How to view your own medical record online

To view your medical record online, you must be registered for online services with the practice.

 

Once registered for Online Services, you will automatically have access to new information added to your record.

You may also request access to the following services:

  • Viewing and requesting repeat prescriptions
  • Viewing and booking appointments
  • Viewing your detailed coded record

 

To register for Online Services please complete our Online Services Request Form and return it to the surgery in person. 

You will need to have your identity verified by a receptionist so please bring two forms of identification with you. One must be a photo ID and the other must be proof of address. If you can’t provide two forms of identification, please speak to a receptionist.

 

How to view someone else's medical record online

To view another patient's medical record online, you must have been granted proxy access to online services by the practice.

 

The way you apply for proxy access will depend on whether the patient who's online services you want to access to can consent to this.

  • Patients aged 16 and over are assumed to be competent to consent.
  • Patients aged 10 and under are assumed not to be competent to consent.
  • Patients aged 11- 15 will need a competency assessment with their GP before they can give consent. Please book an appointment to discuss this before applying for proxy access. 

 

If they can consent, you and the patient will need to complete our Proxy Access to Online Services Consent form.

Once completed, you and the patient will need to return the form to the surgery in person and have your identities verified by a receptionist. Please provide two forms of identification each. One must be a photo ID and the other must be proof of address. If you can’t provide two forms of identification, please speak to a receptionist.

 

If they can't consent, you will need to complete our Proxy Access to Online Services Request Form.

Once completed, you will need to return the form to the surgery in person and have your identity verified by a receptionist. Please provide two forms of identification. One must be a photo ID and the other must be proof of address. If you can’t provide two forms of identification, please speak to a receptionist. As the patient cannot consent, you will also need to provide proof of a legal basis for proxy access to online services on their behalf.

Sharing Your Medical Record

Increasingly, patient medical data is shared e.g. between GP surgeries and District Nursing, in order to give clinicians access to the most up to date information when attending patients.

The systems we operate require that any sharing of medical information is consented to by patients beforehand. Patients must consent to sharing of the data held by a health provider out to other health providers and must also consent to which of the other providers can access their data.

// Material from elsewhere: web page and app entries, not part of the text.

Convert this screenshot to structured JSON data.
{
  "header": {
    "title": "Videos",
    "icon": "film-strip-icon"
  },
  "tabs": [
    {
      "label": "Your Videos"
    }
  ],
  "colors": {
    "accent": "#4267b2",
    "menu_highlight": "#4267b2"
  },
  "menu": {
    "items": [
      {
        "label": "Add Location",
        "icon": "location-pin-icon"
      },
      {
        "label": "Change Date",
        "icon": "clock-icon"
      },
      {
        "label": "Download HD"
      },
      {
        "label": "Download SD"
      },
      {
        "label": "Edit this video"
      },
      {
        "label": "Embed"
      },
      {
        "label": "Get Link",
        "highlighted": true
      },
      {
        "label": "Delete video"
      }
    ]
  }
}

e.g. it may be necessary to share data held in GP practices with district nurses but the local podiatry department would not need to see it to undertake their work. In this case, patients would allow the surgery to share their data, they would allow the district nurses to access it but they would not allow access by the podiatry department. In this way access to patient data is under patients' control and can be shared on a 'need to know' basis.

Emergency Care Summary

There is a Central NHS Computer System called the Emergency Care Summary (ECS). The Emergency Care Summary is meant to help emergency doctors and nurses help you when you contact them when the surgery is closed. It will contain information on your medications and allergies.

Your information will be extracted from practices such as ours and held securely on central NHS databases.   

As with all systems there are pros and cons to think about. When you speak to an emergency doctor you might overlook something that is important and if they have access to your medical record it might avoid mistakes or problems, although even then, you should be asked to give your consent each time a member of NHS Staff wishes to access your record, unless you are medically unable to do so.

On the other hand, you may have strong views about sharing your personal information and wish to keep your information at the level of this practice. If you don’t want an Emergency Care Summary to be made for you, tell your GP surgery. Don’t forget that if you do have an Emergency Care Summary, you will be asked if staff can look at it every time they need to. You don’t have to agree to this.